(Data for review)

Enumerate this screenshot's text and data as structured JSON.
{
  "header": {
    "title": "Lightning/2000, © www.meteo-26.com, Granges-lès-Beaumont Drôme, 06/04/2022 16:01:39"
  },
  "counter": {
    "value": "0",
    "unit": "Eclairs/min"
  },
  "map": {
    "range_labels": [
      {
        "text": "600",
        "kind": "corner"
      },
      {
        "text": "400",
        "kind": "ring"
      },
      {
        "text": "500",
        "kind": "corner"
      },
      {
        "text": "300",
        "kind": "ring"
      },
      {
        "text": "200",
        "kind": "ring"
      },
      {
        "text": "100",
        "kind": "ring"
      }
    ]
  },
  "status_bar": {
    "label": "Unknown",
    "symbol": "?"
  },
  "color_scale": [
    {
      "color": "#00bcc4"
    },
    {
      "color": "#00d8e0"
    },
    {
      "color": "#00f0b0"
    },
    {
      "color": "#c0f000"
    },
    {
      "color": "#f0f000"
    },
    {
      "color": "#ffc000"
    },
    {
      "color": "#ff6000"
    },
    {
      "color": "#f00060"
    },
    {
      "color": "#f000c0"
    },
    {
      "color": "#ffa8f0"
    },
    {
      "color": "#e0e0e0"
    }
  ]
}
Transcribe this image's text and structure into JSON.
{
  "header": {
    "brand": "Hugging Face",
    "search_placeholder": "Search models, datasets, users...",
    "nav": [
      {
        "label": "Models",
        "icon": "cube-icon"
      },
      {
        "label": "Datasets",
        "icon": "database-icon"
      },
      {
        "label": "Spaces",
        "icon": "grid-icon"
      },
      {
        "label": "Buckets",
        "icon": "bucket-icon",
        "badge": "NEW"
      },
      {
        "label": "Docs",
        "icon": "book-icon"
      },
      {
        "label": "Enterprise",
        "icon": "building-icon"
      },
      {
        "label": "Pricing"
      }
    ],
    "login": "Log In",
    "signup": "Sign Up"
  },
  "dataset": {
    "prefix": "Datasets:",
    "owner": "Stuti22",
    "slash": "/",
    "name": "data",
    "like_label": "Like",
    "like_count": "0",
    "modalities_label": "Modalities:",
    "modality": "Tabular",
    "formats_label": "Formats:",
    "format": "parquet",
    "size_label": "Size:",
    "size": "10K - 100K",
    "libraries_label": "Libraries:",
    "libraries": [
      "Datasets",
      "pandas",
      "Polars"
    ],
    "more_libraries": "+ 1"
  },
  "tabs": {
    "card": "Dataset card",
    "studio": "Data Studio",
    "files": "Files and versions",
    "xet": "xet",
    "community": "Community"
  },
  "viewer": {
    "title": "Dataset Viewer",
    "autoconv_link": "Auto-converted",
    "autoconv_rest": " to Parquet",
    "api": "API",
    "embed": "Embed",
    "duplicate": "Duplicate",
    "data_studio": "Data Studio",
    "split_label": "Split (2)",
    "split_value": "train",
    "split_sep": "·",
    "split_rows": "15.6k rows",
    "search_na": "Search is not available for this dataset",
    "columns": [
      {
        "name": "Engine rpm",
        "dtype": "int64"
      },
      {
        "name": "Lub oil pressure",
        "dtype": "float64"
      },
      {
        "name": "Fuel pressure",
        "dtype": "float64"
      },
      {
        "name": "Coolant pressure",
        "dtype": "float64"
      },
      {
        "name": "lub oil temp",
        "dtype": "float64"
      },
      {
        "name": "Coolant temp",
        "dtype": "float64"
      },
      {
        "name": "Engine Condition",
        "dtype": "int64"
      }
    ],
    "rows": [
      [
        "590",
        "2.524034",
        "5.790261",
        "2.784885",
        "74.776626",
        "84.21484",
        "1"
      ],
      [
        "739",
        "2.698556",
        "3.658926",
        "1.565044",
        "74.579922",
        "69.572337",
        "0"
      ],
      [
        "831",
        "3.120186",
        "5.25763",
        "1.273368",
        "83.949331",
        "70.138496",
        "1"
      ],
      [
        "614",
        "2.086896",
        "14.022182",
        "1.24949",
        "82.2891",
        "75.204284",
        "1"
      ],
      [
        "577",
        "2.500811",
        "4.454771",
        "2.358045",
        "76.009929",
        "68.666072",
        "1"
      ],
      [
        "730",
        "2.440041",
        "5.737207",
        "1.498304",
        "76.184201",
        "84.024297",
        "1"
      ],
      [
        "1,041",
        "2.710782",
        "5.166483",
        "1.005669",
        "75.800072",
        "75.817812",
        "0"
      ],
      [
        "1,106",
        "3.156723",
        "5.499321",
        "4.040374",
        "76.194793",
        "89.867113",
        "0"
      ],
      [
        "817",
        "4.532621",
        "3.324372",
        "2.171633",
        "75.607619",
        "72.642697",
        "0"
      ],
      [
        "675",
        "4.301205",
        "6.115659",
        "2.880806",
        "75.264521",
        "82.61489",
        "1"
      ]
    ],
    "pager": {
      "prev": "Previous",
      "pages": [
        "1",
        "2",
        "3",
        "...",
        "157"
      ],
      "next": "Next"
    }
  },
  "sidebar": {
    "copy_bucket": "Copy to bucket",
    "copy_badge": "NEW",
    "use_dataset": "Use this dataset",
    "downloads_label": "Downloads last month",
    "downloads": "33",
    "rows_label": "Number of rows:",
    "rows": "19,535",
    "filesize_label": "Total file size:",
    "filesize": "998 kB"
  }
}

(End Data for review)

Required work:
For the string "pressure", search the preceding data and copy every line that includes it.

Completed task:
        "name": "Lub oil pressure",
        "name": "Fuel pressure",
        "name": "Coolant pressure",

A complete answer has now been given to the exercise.